The ODE is
$xdx+ydy=\frac {a^2 (xdy-ydx)}{x^2+y^2} $
We can take $x^2+y^2$ on the left hand side to get
$(x^2+y^2)d (x^2+y^2)=2a^2 (xdy-ydx) $
I am not able to move ahead from here.
I have tried doing this. The problem here is that the DE is not exact and you can only use the integration factor 1/bx+ay where b is the eqn before dx and a is eqn before dy.The integration factor results in an equation with more than 1 term which makes figuring out the differential very unobvious and time consuming.

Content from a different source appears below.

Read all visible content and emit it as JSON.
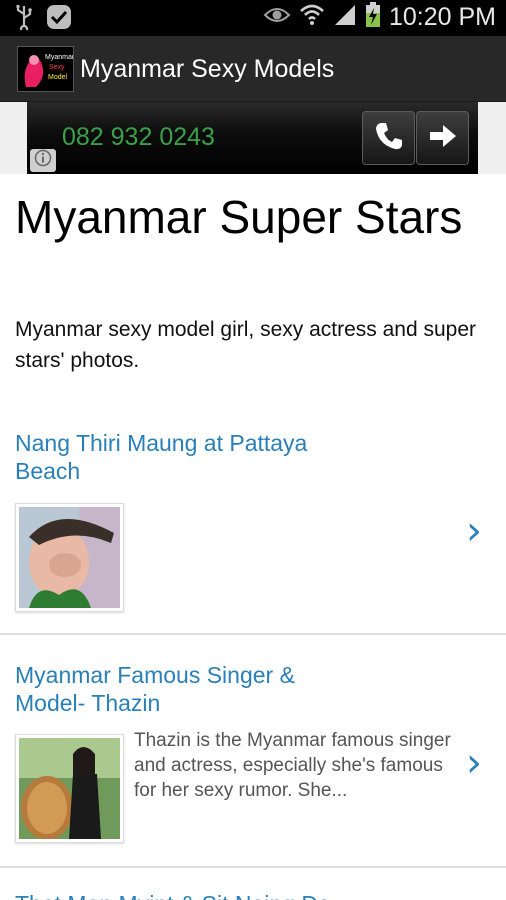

$u=x^2 + y^2$
$v = \dfrac x y$
$\dfrac{du}{dx}=2x + 2y \dfrac{dy}{dx}$
$du = 2x dx + 2y dy$
$x dx + y dy = \dfrac 1 2 du$
$\dfrac{dv}{dx} = \dfrac{y - x \frac{dy}{dx}}{y^2}$
$y^2 dv = y dx - x dy$
$\dfrac{u}{1+v^2}dv = ydx - x dy$
$a^2 \dfrac{x dy - y dx}{x^2+y^2} = -a^2 \dfrac{dv}{1+v^2}$
Now we can rewrite the original diff eq as
$\dfrac{du}{2} = -a^2 \dfrac{dv}{1+v^2}$
integrating we get
$\dfrac{u}{2} = -a^2 \arctan(v) + C$
using the original variables and rearranging we get
$\dfrac{x^2 + y^2}{2} +a^2 \arctan\left(\dfrac x y\right) = C$
and this is the implicit solution.